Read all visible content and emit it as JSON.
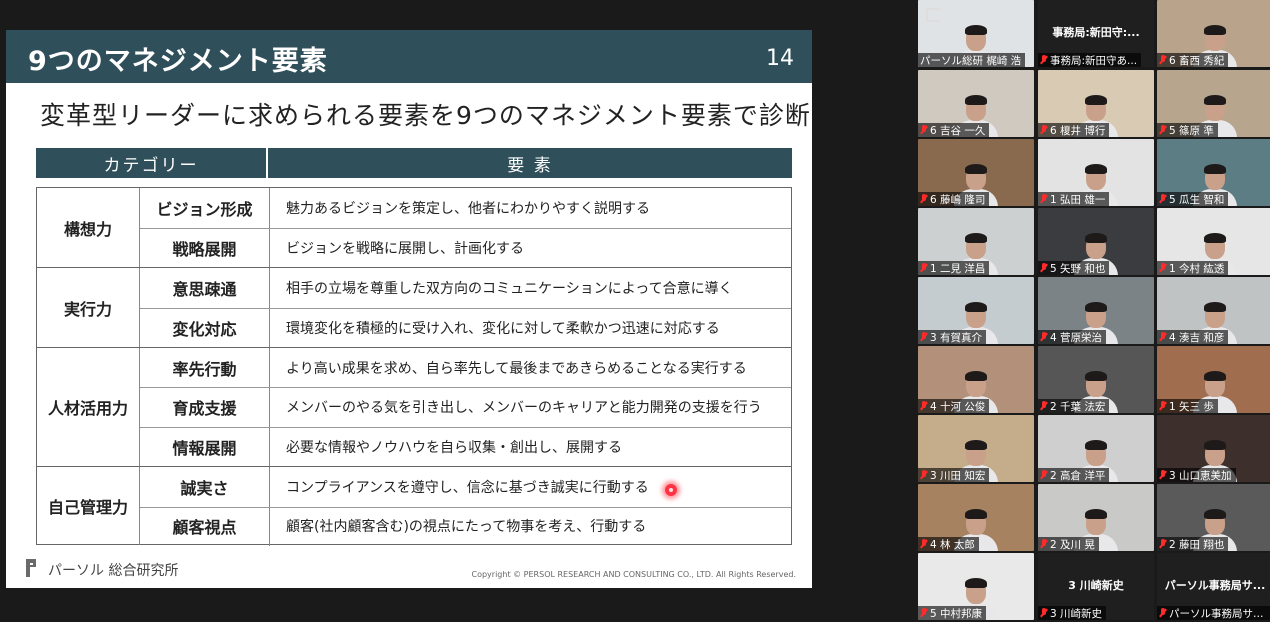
{
  "slide": {
    "title": "9つのマネジメント要素",
    "page": "14",
    "subtitle": "変革型リーダーに求められる要素を9つのマネジメント要素で診断",
    "headers": {
      "category": "カテゴリー",
      "element": "要 素"
    },
    "groups": [
      {
        "label": "構想力",
        "rows": [
          {
            "sub": "ビジョン形成",
            "desc": "魅力あるビジョンを策定し、他者にわかりやすく説明する"
          },
          {
            "sub": "戦略展開",
            "desc": "ビジョンを戦略に展開し、計画化する"
          }
        ]
      },
      {
        "label": "実行力",
        "rows": [
          {
            "sub": "意思疎通",
            "desc": "相手の立場を尊重した双方向のコミュニケーションによって合意に導く"
          },
          {
            "sub": "変化対応",
            "desc": "環境変化を積極的に受け入れ、変化に対して柔軟かつ迅速に対応する"
          }
        ]
      },
      {
        "label": "人材活用力",
        "rows": [
          {
            "sub": "率先行動",
            "desc": "より高い成果を求め、自ら率先して最後まであきらめることなる実行する"
          },
          {
            "sub": "育成支援",
            "desc": "メンバーのやる気を引き出し、メンバーのキャリアと能力開発の支援を行う"
          },
          {
            "sub": "情報展開",
            "desc": "必要な情報やノウハウを自ら収集・創出し、展開する"
          }
        ]
      },
      {
        "label": "自己管理力",
        "rows": [
          {
            "sub": "誠実さ",
            "desc": "コンプライアンスを遵守し、信念に基づき誠実に行動する"
          },
          {
            "sub": "顧客視点",
            "desc": "顧客(社内顧客含む)の視点にたって物事を考え、行動する"
          }
        ]
      }
    ],
    "footer_org": "パーソル 総合研究所",
    "copyright": "Copyright © PERSOL RESEARCH AND CONSULTING CO., LTD. All Rights Reserved."
  },
  "participants": [
    {
      "name": "パーソル総研 梶崎 浩",
      "bg": "#dfe3e6",
      "active": true,
      "muted": false
    },
    {
      "name": "事務局:新田守あ...",
      "big": "事務局:新田守:...",
      "bg": "#1f1f1f",
      "plain": true,
      "muted": true
    },
    {
      "name": "6 畜西 秀紀",
      "bg": "#b9a48b",
      "muted": true
    },
    {
      "name": "6 吉谷 一久",
      "bg": "#cfc9bf",
      "muted": true
    },
    {
      "name": "6 榎井 博行",
      "bg": "#d9cbb3",
      "muted": true
    },
    {
      "name": "5 篠原 準",
      "bg": "#b7a58e",
      "muted": true
    },
    {
      "name": "6 藤嶋 隆司",
      "bg": "#8a6a4f",
      "muted": true
    },
    {
      "name": "1 弘田 雄一",
      "bg": "#e3e3e3",
      "muted": true
    },
    {
      "name": "5 瓜生 智和",
      "bg": "#5c7d83",
      "muted": true
    },
    {
      "name": "1 二見 洋昌",
      "bg": "#cdd0d0",
      "muted": true
    },
    {
      "name": "5 矢野 和也",
      "bg": "#3a3c3f",
      "muted": true
    },
    {
      "name": "1 今村 紘透",
      "bg": "#e6e6e6",
      "muted": true
    },
    {
      "name": "3 有賀真介",
      "bg": "#c5ccd0",
      "muted": true
    },
    {
      "name": "4 菅原栄治",
      "bg": "#7b8387",
      "muted": true
    },
    {
      "name": "4 湊吉 和彦",
      "bg": "#bfc3c3",
      "muted": true
    },
    {
      "name": "4 十河 公俊",
      "bg": "#b3907a",
      "muted": true
    },
    {
      "name": "2 千葉 法宏",
      "bg": "#565656",
      "muted": true
    },
    {
      "name": "1 矢三 歩",
      "bg": "#a06d4f",
      "muted": true
    },
    {
      "name": "3 川田 知宏",
      "bg": "#c5ad8b",
      "muted": true
    },
    {
      "name": "2 高倉 洋平",
      "bg": "#cfcfcf",
      "muted": true
    },
    {
      "name": "3 山口恵美加",
      "bg": "#3c2f2c",
      "muted": true
    },
    {
      "name": "4 林 太郎",
      "bg": "#a78261",
      "muted": true
    },
    {
      "name": "2 及川 晃",
      "bg": "#c9c9c7",
      "muted": true
    },
    {
      "name": "2 藤田 翔也",
      "bg": "#5a5a5a",
      "muted": true
    },
    {
      "name": "5 中村邦康",
      "bg": "#e9e9e9",
      "muted": true
    },
    {
      "name": "3 川崎新史",
      "big": "3 川崎新史",
      "bg": "#1f1f1f",
      "plain": true,
      "muted": true
    },
    {
      "name": "パーソル事務局サポ...",
      "big": "パーソル事務局サ...",
      "bg": "#1f1f1f",
      "plain": true,
      "muted": true
    }
  ]
}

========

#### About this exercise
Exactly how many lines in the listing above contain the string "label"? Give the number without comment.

#### Task output
4